In a study slated to appear in the early, online edition of the Proceedings of the National Academy of Sciences this week, an Ohio State University-led team assessed the expression of hundreds of microRNAs in ovarian cancer tumors, looking for those with expression profiles that coincided with chemotherapy resistance. Through an array-based analysis of almost 700 microRNAs in tumor samples from 86 women with ovarian cancer, researchers tracked down a 23-miRNA signature for chemoresistance. And their quantitative real-time PCR follow-up experiments in another 112 ovarian tumors suggested that it may be possible to predict such resistance with just three of the miRNAs: miR-642, miR-217, and miR-484.

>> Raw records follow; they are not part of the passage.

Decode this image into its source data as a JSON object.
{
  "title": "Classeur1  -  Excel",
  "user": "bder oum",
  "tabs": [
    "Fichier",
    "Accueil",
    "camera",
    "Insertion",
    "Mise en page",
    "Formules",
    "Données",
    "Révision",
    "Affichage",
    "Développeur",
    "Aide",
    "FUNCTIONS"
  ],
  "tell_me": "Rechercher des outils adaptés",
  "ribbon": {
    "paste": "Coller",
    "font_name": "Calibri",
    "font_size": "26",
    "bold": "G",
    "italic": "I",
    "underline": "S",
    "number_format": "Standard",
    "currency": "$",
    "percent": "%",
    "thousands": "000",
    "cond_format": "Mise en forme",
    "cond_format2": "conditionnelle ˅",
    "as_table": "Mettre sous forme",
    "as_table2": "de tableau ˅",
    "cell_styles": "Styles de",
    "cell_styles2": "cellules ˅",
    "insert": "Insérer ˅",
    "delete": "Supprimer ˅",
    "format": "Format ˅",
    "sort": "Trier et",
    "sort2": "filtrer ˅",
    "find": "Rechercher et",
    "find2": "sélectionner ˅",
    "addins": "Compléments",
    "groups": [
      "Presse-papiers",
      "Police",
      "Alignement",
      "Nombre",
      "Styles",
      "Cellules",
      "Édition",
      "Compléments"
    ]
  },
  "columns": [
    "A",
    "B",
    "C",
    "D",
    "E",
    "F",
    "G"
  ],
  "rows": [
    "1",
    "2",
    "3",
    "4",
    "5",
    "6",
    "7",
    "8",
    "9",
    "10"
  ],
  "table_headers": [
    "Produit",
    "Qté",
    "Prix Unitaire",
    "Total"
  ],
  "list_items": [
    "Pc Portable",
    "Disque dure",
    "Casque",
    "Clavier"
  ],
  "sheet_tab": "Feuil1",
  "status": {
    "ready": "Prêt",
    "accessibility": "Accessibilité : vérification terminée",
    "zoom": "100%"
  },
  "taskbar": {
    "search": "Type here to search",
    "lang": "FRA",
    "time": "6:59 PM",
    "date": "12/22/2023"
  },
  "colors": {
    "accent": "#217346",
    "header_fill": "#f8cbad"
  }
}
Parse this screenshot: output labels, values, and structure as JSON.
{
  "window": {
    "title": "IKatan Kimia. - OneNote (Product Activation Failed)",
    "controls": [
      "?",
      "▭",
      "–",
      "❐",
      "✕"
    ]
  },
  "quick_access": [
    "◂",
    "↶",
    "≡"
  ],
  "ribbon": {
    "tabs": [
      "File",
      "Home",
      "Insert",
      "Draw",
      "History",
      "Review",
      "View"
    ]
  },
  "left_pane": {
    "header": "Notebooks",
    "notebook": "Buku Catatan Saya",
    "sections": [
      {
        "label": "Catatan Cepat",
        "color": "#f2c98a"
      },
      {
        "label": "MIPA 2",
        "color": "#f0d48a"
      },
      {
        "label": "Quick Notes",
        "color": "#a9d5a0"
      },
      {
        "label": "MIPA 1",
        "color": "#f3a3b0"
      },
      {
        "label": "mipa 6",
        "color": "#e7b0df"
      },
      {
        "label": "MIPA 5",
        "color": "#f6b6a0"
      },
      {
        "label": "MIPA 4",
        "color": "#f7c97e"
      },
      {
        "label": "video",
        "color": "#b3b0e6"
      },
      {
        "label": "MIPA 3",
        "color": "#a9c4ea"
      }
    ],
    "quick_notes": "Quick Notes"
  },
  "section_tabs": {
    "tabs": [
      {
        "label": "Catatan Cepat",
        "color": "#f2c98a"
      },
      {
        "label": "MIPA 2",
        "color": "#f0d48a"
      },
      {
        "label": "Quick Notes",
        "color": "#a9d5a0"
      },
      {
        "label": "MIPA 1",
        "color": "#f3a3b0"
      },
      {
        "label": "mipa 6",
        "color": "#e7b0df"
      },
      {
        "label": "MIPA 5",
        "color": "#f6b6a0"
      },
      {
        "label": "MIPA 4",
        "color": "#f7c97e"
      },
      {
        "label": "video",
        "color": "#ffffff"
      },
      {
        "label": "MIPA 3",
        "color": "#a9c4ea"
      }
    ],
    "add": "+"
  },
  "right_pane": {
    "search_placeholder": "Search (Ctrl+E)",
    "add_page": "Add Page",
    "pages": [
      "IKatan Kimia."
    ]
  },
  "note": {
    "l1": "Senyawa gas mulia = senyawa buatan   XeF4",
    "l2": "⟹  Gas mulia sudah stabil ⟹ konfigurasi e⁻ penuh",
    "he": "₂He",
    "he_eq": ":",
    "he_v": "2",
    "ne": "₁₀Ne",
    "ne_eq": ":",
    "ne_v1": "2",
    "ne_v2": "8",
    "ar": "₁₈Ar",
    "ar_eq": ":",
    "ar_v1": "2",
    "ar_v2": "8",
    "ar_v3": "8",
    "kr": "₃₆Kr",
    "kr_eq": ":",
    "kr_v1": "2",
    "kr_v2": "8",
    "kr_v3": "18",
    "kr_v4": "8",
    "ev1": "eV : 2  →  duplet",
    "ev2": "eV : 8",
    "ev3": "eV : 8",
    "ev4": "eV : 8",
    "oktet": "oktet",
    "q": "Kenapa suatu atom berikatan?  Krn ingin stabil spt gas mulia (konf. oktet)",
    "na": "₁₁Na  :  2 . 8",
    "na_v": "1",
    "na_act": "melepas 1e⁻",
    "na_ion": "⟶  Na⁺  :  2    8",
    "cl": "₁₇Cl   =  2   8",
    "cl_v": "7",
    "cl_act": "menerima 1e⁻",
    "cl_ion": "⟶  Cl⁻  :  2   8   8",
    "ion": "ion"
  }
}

The barley powdery mildew (Blumeria graminis f. sp. hordei) pathogen genome is comprised of chunks of sequence that are particularly rich or replete in polymorphisms, according to a study by researchers from the Max Planck Institute for Plant Breeding Research. The team sequenced the genomes of two Bgh isolates from Europe, comparing each to the barley powdery mildew reference genome. The newly sequenced isolates each contained distinct combinations of sequence blocks with high or low SNP concentrations — isolate-specific mosaic genomes that point to "exceptionally large standing genetic variation in the Bgh population," study authors say. Meanwhile, their transcriptome sequencing experiments offered a look at genes used by Bgh during attempted infiltration of barley or immunocompromised Arabidopsis.

Researchers from the National Human Genome Research Institute and the Walter Reed National Military Medical Center described a Clinical Genomics Database containing multi-faceted information on more than 2,600 genes that have been linked to a clinical condition or pharmacogenetic interaction in PNAS this week. "To aid independent analysis and optimize new data incorporation, the CGD also includes all genetic conditions for which genetic knowledge may affect the selection of supportive care, informed medical decision-making, prognostic considerations, reproductive decisions, and allow avoidance of unnecessary testing, but for which specific interventions are not otherwise currently available," the group notes.